Unfortunately, I couldn’t find a stock image of that scene to share with you, but I think this one does almost as well. I can just see this older father combing his daughter’s hair into ponytails and helping her button her dress, can’t you?
As for my fictional silver soldier…
What if, I thought, he had spent thirty years with only the army for family? What if, when he retired, his loneliness led him into the arms of a much younger woman—who then abandoned him with their daughter only months after she was born, making him a single dad? What if, several years later and against his better judgment, he fell head over heels in love with that daughter’s kindergarten teacher?
This was such a fun, sexy story to write. It simply flowed out of the keyboard. I hope you enjoy reading about Hugh, Judith, and Savannah as much as I did writing them.

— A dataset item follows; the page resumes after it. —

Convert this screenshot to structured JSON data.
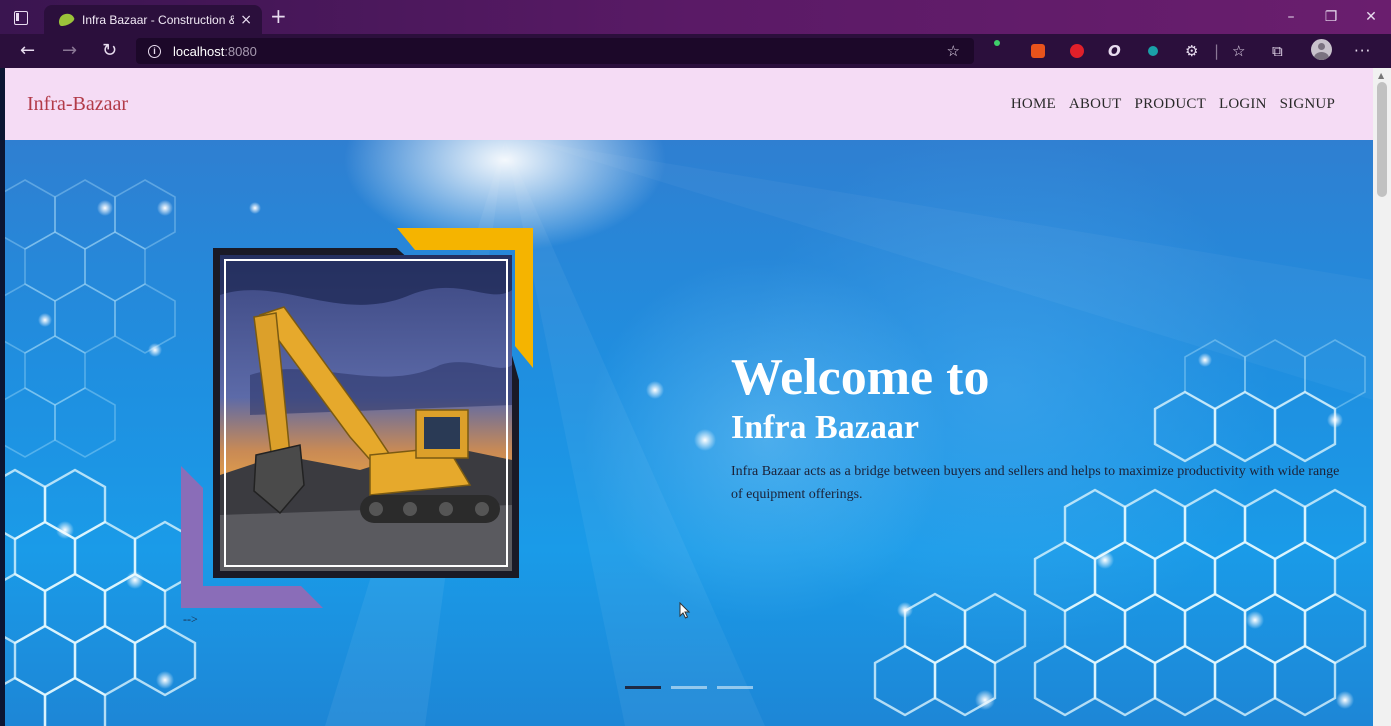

Thanks so much to Delilah for choosing my story for this anthology. I hope “Operation Purple Sparkle Diamond” will make you laugh and sigh…and maybe even get a little hot and bothered!
The opening scene of “Operation Purple Sparkle Diamond”…
Hugh Cromwell took position. From this vantage point, he had a clear view of the target as well as the surrounding territory. Cold nipped at his ears and nose. He flexed his gloved fingers cautiously and resisted the urge to adjust his woollen cap. Any movement might draw unwanted attention.
An ear-splitting alarm pierced the air. He didn’t flinch, intent on his mission.
The chaos of the snow-covered schoolyard resolved into haphazard order as children bundled in brightly colored parkas, mittens, and toques rushed to join their class lines. Savannah skipped into place, her current best friend Ashleigh at her side. His gaze tracked the straggle of kindergarteners to its head, where Ms. Judith Forsyte stood, vivid eyes gleaming in delight, lush mouth curving in welcome. Her brown hair, streaked with gunmetal grey, was piled on top of her head leaving the sweep of her neck bare to the winter chill.
His breath caught, as it always did. For three months, ever since their initial contact on the first day of school, his pulse had raced and his groin had tightened whenever she was in sight. Talking to her was almost unbearably arousing. Her calm, confident tone and direct, firm gaze reduced him to the incoherence of a green recruit, his replies not much more than grunts and growls.
Wind whipped across the parking lot, swirled past him, and tugged at the thick wrap draped over her shoulders. She clutched it tighter, arms crossed under her rounded breasts, and he suppressed irritation. Why the hell didn’t she put on a coat when she came to get the kids? Sure, she was only outside for a minute or two, but every soldier knew to be prepared at all times.
Ms. Forsyte spun on her heel, the wrap belling around her, and led her tiny charges into the three-story building. Loss tugged at his chest. That brief glimpse would have to last him until he picked up Savannah after school.
He could wait. The army had taught him patience. It had also taught him to set goals and implement strategies. As of now, Operation Purple Sparkle Diamond—this was the last time he’d allow his daughter to provide a code name—was in motion.
About the Author
Brenda Margriet writes savvy, slow-burn, contemporary romances with ordinarily amazing characters. Readers call her stories “poignant,” “explicit and steamy,” “interesting, intriguing and entertaining,” and “unlike any romance you’ve read before.” She lives in northern British Columbia with her husband, various finny and furry pets, and has three grown children.
For a chance to win a download of any Boys Behaving Badly Anthology, tell me this…
What sort of story does this One Picture tell?